======== Materials provided ========

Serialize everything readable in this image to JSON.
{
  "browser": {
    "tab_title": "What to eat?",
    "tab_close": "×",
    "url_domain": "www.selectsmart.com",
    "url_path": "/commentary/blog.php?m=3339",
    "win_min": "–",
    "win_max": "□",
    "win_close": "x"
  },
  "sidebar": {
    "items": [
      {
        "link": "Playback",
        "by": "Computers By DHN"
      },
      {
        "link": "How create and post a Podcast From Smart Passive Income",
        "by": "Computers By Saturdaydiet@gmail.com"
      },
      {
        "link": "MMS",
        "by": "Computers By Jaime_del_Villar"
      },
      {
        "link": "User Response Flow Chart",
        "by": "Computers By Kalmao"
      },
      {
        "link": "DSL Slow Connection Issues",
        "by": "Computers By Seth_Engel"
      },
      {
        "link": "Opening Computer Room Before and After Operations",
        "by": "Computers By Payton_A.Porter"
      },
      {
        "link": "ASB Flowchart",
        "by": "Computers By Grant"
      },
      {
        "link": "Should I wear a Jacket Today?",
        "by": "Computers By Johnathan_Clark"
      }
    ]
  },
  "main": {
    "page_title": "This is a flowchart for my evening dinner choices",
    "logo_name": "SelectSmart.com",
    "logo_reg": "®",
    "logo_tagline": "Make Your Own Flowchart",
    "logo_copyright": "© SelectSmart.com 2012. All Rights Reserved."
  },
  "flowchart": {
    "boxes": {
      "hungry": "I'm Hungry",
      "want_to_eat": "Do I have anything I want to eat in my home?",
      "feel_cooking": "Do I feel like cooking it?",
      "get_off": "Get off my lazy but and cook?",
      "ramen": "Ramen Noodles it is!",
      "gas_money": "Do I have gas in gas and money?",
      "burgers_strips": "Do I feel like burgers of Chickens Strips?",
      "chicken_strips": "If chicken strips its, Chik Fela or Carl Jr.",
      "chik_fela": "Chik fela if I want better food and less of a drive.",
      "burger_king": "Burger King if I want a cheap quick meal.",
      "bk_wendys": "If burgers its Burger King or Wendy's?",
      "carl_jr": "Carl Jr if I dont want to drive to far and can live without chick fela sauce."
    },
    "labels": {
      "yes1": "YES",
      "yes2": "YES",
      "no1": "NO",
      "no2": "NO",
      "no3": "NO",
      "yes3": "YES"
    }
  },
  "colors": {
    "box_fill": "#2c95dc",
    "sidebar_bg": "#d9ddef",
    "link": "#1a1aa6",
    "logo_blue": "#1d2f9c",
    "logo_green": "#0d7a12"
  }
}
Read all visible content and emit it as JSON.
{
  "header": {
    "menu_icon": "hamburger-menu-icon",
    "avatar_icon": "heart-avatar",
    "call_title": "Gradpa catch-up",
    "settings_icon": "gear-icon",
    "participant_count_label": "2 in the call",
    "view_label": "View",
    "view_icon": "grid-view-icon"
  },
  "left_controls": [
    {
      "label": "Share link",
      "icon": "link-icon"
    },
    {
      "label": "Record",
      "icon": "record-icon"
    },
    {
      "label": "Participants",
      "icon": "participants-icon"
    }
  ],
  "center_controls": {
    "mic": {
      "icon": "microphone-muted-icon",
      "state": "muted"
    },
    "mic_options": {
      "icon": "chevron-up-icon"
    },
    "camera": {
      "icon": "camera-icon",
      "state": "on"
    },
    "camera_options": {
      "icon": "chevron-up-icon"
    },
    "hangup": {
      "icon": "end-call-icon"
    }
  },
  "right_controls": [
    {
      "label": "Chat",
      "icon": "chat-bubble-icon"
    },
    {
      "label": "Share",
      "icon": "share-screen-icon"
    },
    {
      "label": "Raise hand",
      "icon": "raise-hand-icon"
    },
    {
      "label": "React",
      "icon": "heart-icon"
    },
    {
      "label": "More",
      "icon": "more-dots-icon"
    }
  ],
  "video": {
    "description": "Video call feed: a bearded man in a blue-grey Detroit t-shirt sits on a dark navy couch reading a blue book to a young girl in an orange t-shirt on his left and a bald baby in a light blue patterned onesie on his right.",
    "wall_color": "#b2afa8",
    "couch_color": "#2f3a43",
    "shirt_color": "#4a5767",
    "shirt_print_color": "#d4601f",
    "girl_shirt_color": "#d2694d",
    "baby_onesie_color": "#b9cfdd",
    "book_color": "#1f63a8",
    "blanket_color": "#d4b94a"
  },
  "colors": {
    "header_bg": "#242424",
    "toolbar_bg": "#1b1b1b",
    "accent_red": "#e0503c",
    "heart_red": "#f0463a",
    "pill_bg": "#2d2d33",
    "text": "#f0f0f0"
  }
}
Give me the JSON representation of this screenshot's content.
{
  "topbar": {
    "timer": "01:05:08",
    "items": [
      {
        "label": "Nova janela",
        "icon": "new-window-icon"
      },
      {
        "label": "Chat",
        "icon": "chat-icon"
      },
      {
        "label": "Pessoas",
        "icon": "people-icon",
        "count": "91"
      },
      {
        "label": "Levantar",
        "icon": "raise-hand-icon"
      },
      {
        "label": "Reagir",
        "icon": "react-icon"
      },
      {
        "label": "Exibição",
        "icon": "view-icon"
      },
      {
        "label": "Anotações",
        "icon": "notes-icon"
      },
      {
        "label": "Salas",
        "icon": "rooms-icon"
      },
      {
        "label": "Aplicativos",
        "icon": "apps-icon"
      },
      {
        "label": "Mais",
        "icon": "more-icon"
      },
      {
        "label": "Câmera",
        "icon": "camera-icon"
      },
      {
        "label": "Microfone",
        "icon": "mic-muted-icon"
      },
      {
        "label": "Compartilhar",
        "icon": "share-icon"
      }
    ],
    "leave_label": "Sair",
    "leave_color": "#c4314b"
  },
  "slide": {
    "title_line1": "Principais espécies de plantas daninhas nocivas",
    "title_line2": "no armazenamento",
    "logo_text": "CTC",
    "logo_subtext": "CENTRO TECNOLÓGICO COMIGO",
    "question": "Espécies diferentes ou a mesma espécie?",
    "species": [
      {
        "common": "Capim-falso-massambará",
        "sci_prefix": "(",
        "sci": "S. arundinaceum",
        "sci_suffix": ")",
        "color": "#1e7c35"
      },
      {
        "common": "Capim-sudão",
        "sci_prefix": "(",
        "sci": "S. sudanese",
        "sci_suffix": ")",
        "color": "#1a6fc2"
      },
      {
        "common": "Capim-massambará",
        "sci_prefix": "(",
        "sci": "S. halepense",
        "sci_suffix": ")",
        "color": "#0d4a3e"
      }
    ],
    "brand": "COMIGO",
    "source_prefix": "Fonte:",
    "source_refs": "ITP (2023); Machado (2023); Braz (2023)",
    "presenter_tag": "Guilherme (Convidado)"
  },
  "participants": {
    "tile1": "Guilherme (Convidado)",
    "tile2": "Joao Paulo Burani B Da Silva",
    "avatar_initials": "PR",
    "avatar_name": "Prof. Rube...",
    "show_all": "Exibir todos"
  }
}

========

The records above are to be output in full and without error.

Serialize everything readable in this image to JSON.
{
  "browser": {
    "tab_title": "What to eat?",
    "tab_close": "×",
    "url_domain": "www.selectsmart.com",
    "url_path": "/commentary/blog.php?m=3339",
    "win_min": "–",
    "win_max": "□",
    "win_close": "x"
  },
  "sidebar": {
    "items": [
      {
        "link": "Playback",
        "by": "Computers By DHN"
      },
      {
        "link": "How create and post a Podcast From Smart Passive Income",
        "by": "Computers By Saturdaydiet@gmail.com"
      },
      {
        "link": "MMS",
        "by": "Computers By Jaime_del_Villar"
      },
      {
        "link": "User Response Flow Chart",
        "by": "Computers By Kalmao"
      },
      {
        "link": "DSL Slow Connection Issues",
        "by": "Computers By Seth_Engel"
      },
      {
        "link": "Opening Computer Room Before and After Operations",
        "by": "Computers By Payton_A.Porter"
      },
      {
        "link": "ASB Flowchart",
        "by": "Computers By Grant"
      },
      {
        "link": "Should I wear a Jacket Today?",
        "by": "Computers By Johnathan_Clark"
      }
    ]
  },
  "main": {
    "page_title": "This is a flowchart for my evening dinner choices",
    "logo_name": "SelectSmart.com",
    "logo_reg": "®",
    "logo_tagline": "Make Your Own Flowchart",
    "logo_copyright": "© SelectSmart.com 2012. All Rights Reserved."
  },
  "flowchart": {
    "boxes": {
      "hungry": "I'm Hungry",
      "want_to_eat": "Do I have anything I want to eat in my home?",
      "feel_cooking": "Do I feel like cooking it?",
      "get_off": "Get off my lazy but and cook?",
      "ramen": "Ramen Noodles it is!",
      "gas_money": "Do I have gas in gas and money?",
      "burgers_strips": "Do I feel like burgers of Chickens Strips?",
      "chicken_strips": "If chicken strips its, Chik Fela or Carl Jr.",
      "chik_fela": "Chik fela if I want better food and less of a drive.",
      "burger_king": "Burger King if I want a cheap quick meal.",
      "bk_wendys": "If burgers its Burger King or Wendy's?",
      "carl_jr": "Carl Jr if I dont want to drive to far and can live without chick fela sauce."
    },
    "labels": {
      "yes1": "YES",
      "yes2": "YES",
      "no1": "NO",
      "no2": "NO",
      "no3": "NO",
      "yes3": "YES"
    }
  },
  "colors": {
    "box_fill": "#2c95dc",
    "sidebar_bg": "#d9ddef",
    "link": "#1a1aa6",
    "logo_blue": "#1d2f9c",
    "logo_green": "#0d7a12"
  }
}
Read all visible content and emit it as JSON.
{
  "header": {
    "menu_icon": "hamburger-menu-icon",
    "avatar_icon": "heart-avatar",
    "call_title": "Gradpa catch-up",
    "settings_icon": "gear-icon",
    "participant_count_label": "2 in the call",
    "view_label": "View",
    "view_icon": "grid-view-icon"
  },
  "left_controls": [
    {
      "label": "Share link",
      "icon": "link-icon"
    },
    {
      "label": "Record",
      "icon": "record-icon"
    },
    {
      "label": "Participants",
      "icon": "participants-icon"
    }
  ],
  "center_controls": {
    "mic": {
      "icon": "microphone-muted-icon",
      "state": "muted"
    },
    "mic_options": {
      "icon": "chevron-up-icon"
    },
    "camera": {
      "icon": "camera-icon",
      "state": "on"
    },
    "camera_options": {
      "icon": "chevron-up-icon"
    },
    "hangup": {
      "icon": "end-call-icon"
    }
  },
  "right_controls": [
    {
      "label": "Chat",
      "icon": "chat-bubble-icon"
    },
    {
      "label": "Share",
      "icon": "share-screen-icon"
    },
    {
      "label": "Raise hand",
      "icon": "raise-hand-icon"
    },
    {
      "label": "React",
      "icon": "heart-icon"
    },
    {
      "label": "More",
      "icon": "more-dots-icon"
    }
  ],
  "video": {
    "description": "Video call feed: a bearded man in a blue-grey Detroit t-shirt sits on a dark navy couch reading a blue book to a young girl in an orange t-shirt on his left and a bald baby in a light blue patterned onesie on his right.",
    "wall_color": "#b2afa8",
    "couch_color": "#2f3a43",
    "shirt_color": "#4a5767",
    "shirt_print_color": "#d4601f",
    "girl_shirt_color": "#d2694d",
    "baby_onesie_color": "#b9cfdd",
    "book_color": "#1f63a8",
    "blanket_color": "#d4b94a"
  },
  "colors": {
    "header_bg": "#242424",
    "toolbar_bg": "#1b1b1b",
    "accent_red": "#e0503c",
    "heart_red": "#f0463a",
    "pill_bg": "#2d2d33",
    "text": "#f0f0f0"
  }
}
Give me the JSON representation of this screenshot's content.
{
  "topbar": {
    "timer": "01:05:08",
    "items": [
      {
        "label": "Nova janela",
        "icon": "new-window-icon"
      },
      {
        "label": "Chat",
        "icon": "chat-icon"
      },
      {
        "label": "Pessoas",
        "icon": "people-icon",
        "count": "91"
      },
      {
        "label": "Levantar",
        "icon": "raise-hand-icon"
      },
      {
        "label": "Reagir",
        "icon": "react-icon"
      },
      {
        "label": "Exibição",
        "icon": "view-icon"
      },
      {
        "label": "Anotações",
        "icon": "notes-icon"
      },
      {
        "label": "Salas",
        "icon": "rooms-icon"
      },
      {
        "label": "Aplicativos",
        "icon": "apps-icon"
      },
      {
        "label": "Mais",
        "icon": "more-icon"
      },
      {
        "label": "Câmera",
        "icon": "camera-icon"
      },
      {
        "label": "Microfone",
        "icon": "mic-muted-icon"
      },
      {
        "label": "Compartilhar",
        "icon": "share-icon"
      }
    ],
    "leave_label": "Sair",
    "leave_color": "#c4314b"
  },
  "slide": {
    "title_line1": "Principais espécies de plantas daninhas nocivas",
    "title_line2": "no armazenamento",
    "logo_text": "CTC",
    "logo_subtext": "CENTRO TECNOLÓGICO COMIGO",
    "question": "Espécies diferentes ou a mesma espécie?",
    "species": [
      {
        "common": "Capim-falso-massambará",
        "sci_prefix": "(",
        "sci": "S. arundinaceum",
        "sci_suffix": ")",
        "color": "#1e7c35"
      },
      {
        "common": "Capim-sudão",
        "sci_prefix": "(",
        "sci": "S. sudanese",
        "sci_suffix": ")",
        "color": "#1a6fc2"
      },
      {
        "common": "Capim-massambará",
        "sci_prefix": "(",
        "sci": "S. halepense",
        "sci_suffix": ")",
        "color": "#0d4a3e"
      }
    ],
    "brand": "COMIGO",
    "source_prefix": "Fonte:",
    "source_refs": "ITP (2023); Machado (2023); Braz (2023)",
    "presenter_tag": "Guilherme (Convidado)"
  },
  "participants": {
    "tile1": "Guilherme (Convidado)",
    "tile2": "Joao Paulo Burani B Da Silva",
    "avatar_initials": "PR",
    "avatar_name": "Prof. Rube...",
    "show_all": "Exibir todos"
  }
}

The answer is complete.